Pulling Himalayan Balsam from the water edge I missed poor Margaret losing her footing and doing a sky scan, but rallying, with no damage done, she rose to espy black strings of Peacock caterpillars on stinging nettles.

On the walk from the footbridge back to the Kirk we went through what Andrew called the ’Little Wood’ for obvious reasons, where he recalls spending an entire day digging out one of his father’s terriers that had managed to get stuck down a rabbit hole.

By the end, the sun had decided to peep out at us to close out what really was a great walk and I would like to thank all who joined us.

The next evening walk is tonight (August 6) meeting at 7pm at Houndwood, on the south side of the A1 at the north west end of the dual carriageway. This is a circular walk along the side of the River Eye where there are lots of wild flowers. If it’s wet wellies and waterproof trousers are recommended.
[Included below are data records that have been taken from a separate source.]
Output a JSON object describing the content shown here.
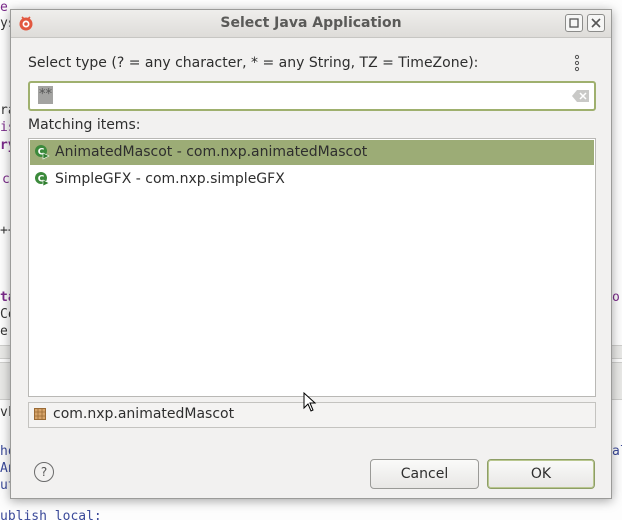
{
  "window": {
    "title": "Select Java Application",
    "maximize_icon": "maximize-icon",
    "close_icon": "close-icon"
  },
  "filter": {
    "label": "Select type (? = any character, * = any String, TZ = TimeZone):",
    "value": "**"
  },
  "matching": {
    "label": "Matching items:",
    "items": [
      {
        "label": "AnimatedMascot - com.nxp.animatedMascot",
        "selected": true,
        "icon": "java-class-run-icon"
      },
      {
        "label": "SimpleGFX - com.nxp.simpleGFX",
        "selected": false,
        "icon": "java-class-run-icon"
      }
    ]
  },
  "package": {
    "label": "com.nxp.animatedMascot",
    "icon": "package-icon"
  },
  "buttons": {
    "help": "?",
    "cancel": "Cancel",
    "ok": "OK"
  },
  "background": {
    "fragments": [
      "e",
      "ys",
      "ra",
      "is",
      "ry",
      "c",
      "++",
      "ta",
      "Co",
      "er",
      "vk",
      "ho",
      "An",
      "ut",
      "ublish local:",
      "o",
      "al"
    ]
  },
  "colors": {
    "selection": "#9cac76",
    "focus_border": "#9fb06e",
    "dialog_bg": "#f2f1f0"
  }
}
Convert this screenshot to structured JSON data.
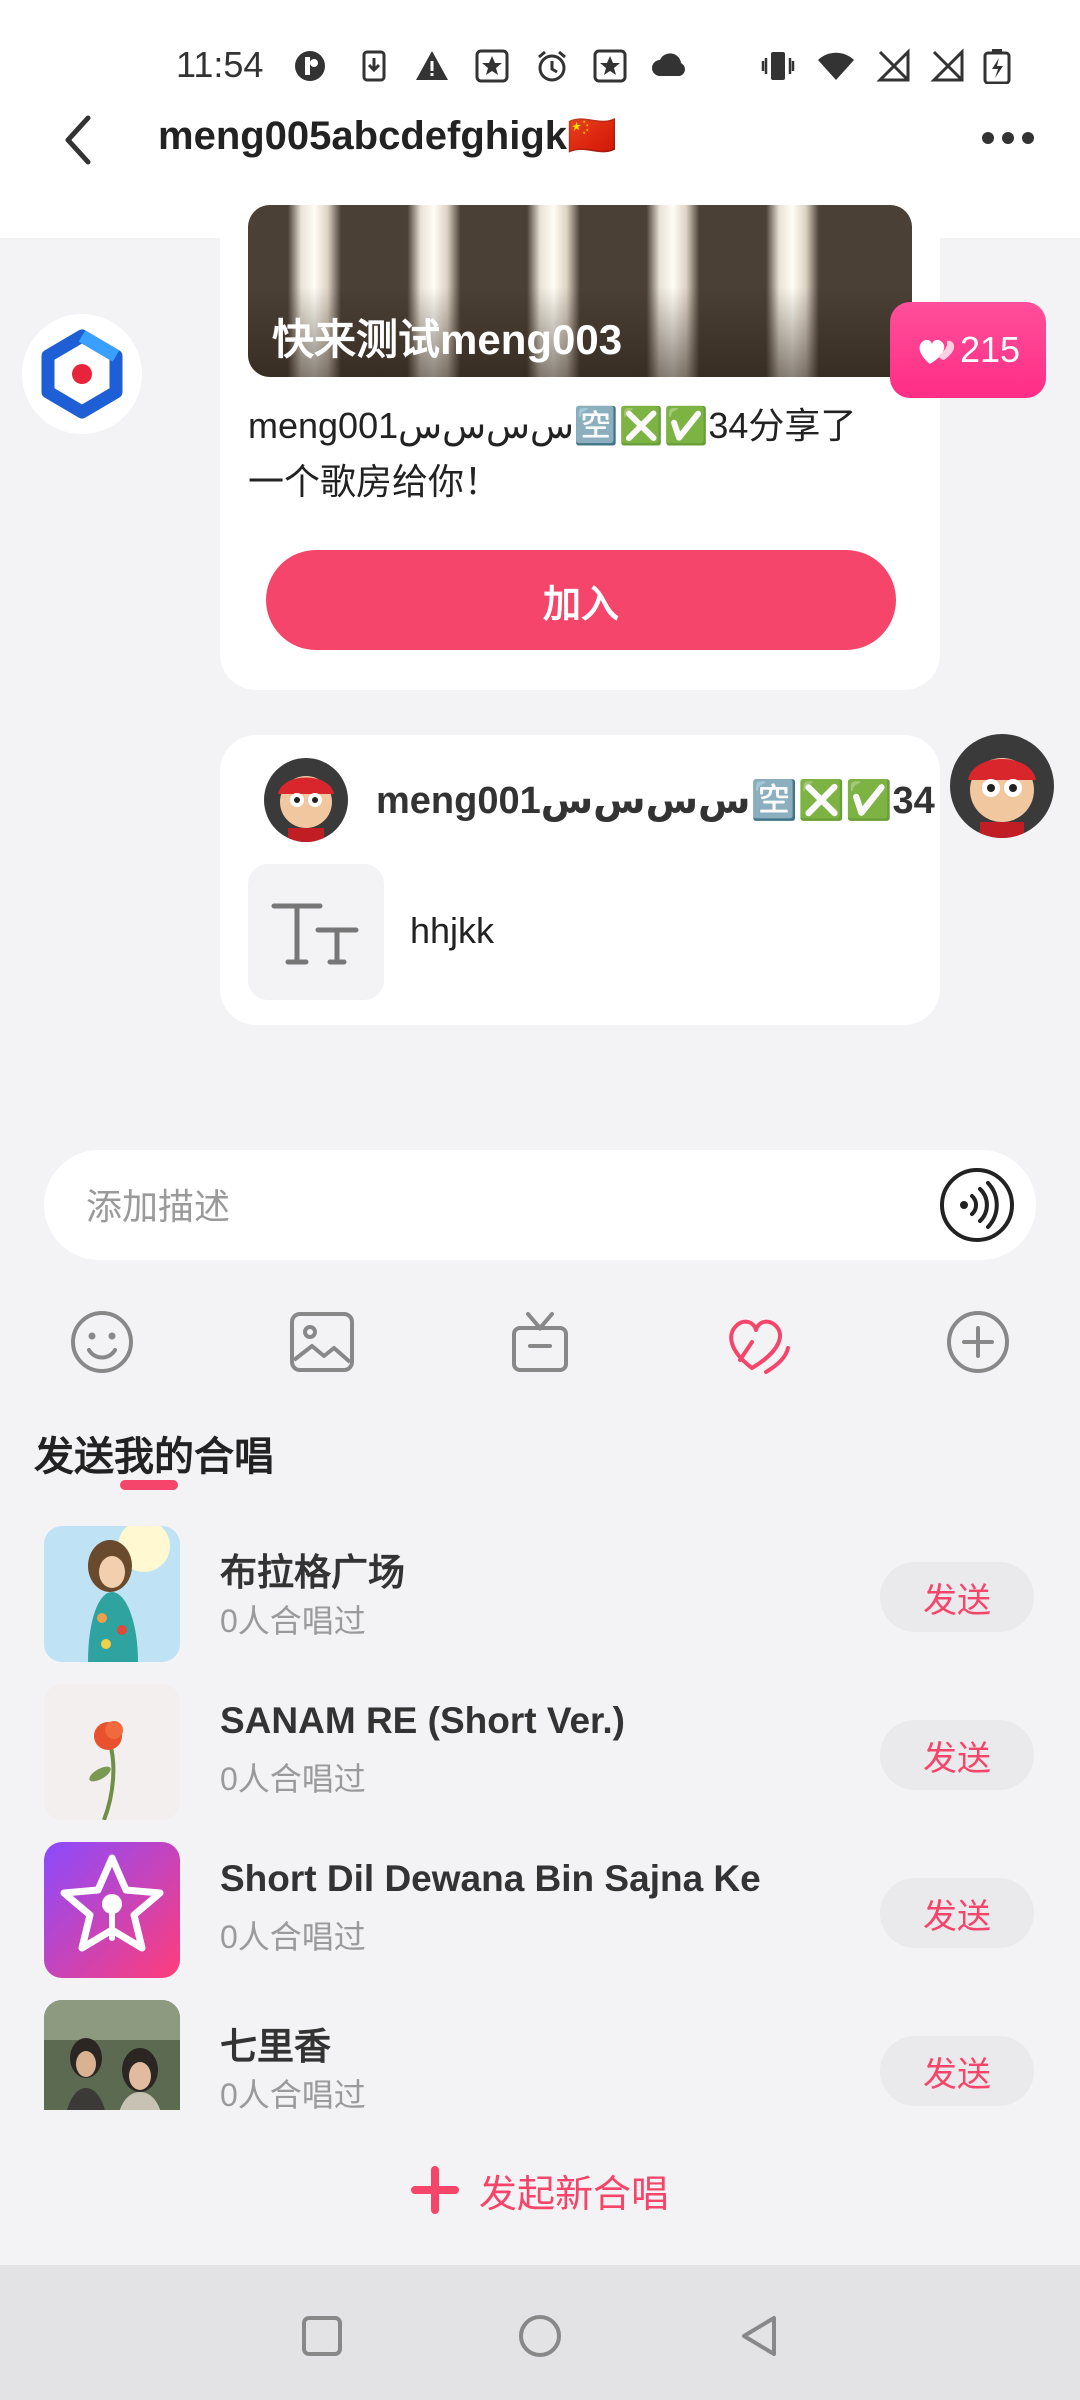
{
  "status_bar": {
    "time": "11:54",
    "left_icons": [
      "app-notification-icon",
      "download-icon",
      "warning-icon",
      "star-badge-icon",
      "alarm-icon",
      "star-badge-icon",
      "cloud-icon"
    ],
    "right_icons": [
      "vibrate-icon",
      "wifi-icon",
      "no-signal-icon",
      "no-signal-icon",
      "battery-charging-icon"
    ]
  },
  "header": {
    "title": "meng005abcdefghigk🇨🇳",
    "back_icon": "chevron-left-icon",
    "more_icon": "more-dots-icon"
  },
  "room_share": {
    "room_title": "快来测试meng003",
    "likes": "215",
    "message": "meng001ﺱﺱﺱﺱ🈳❎✅34分享了一个歌房给你！",
    "join_label": "加入"
  },
  "text_message": {
    "username": "meng001ﺱﺱﺱﺱ🈳❎✅34",
    "content": "hhjkk",
    "type_icon": "text-type-icon"
  },
  "input": {
    "placeholder": "添加描述",
    "voice_icon": "voice-wave-icon"
  },
  "toolbar": {
    "items": [
      "emoji-icon",
      "image-icon",
      "gift-icon",
      "duet-heart-icon",
      "plus-circle-icon"
    ]
  },
  "section": {
    "title": "发送我的合唱"
  },
  "songs": [
    {
      "title": "布拉格广场",
      "sub": "0人合唱过",
      "send": "发送"
    },
    {
      "title": "SANAM RE (Short Ver.)",
      "sub": "0人合唱过",
      "send": "发送"
    },
    {
      "title": "Short Dil Dewana Bin Sajna Ke",
      "sub": "0人合唱过",
      "send": "发送"
    },
    {
      "title": "七里香",
      "sub": "0人合唱过",
      "send": "发送"
    }
  ],
  "new_duet": {
    "label": "发起新合唱"
  },
  "colors": {
    "accent": "#f5456a",
    "badge_pink": "#ff3d8f",
    "background": "#f3f3f5"
  }
}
For more information contact Ron McBeath 01289 308515.

The Scottish Wildlife Trust is a Scottish registered charity, No SC005792 based in Edinburgh.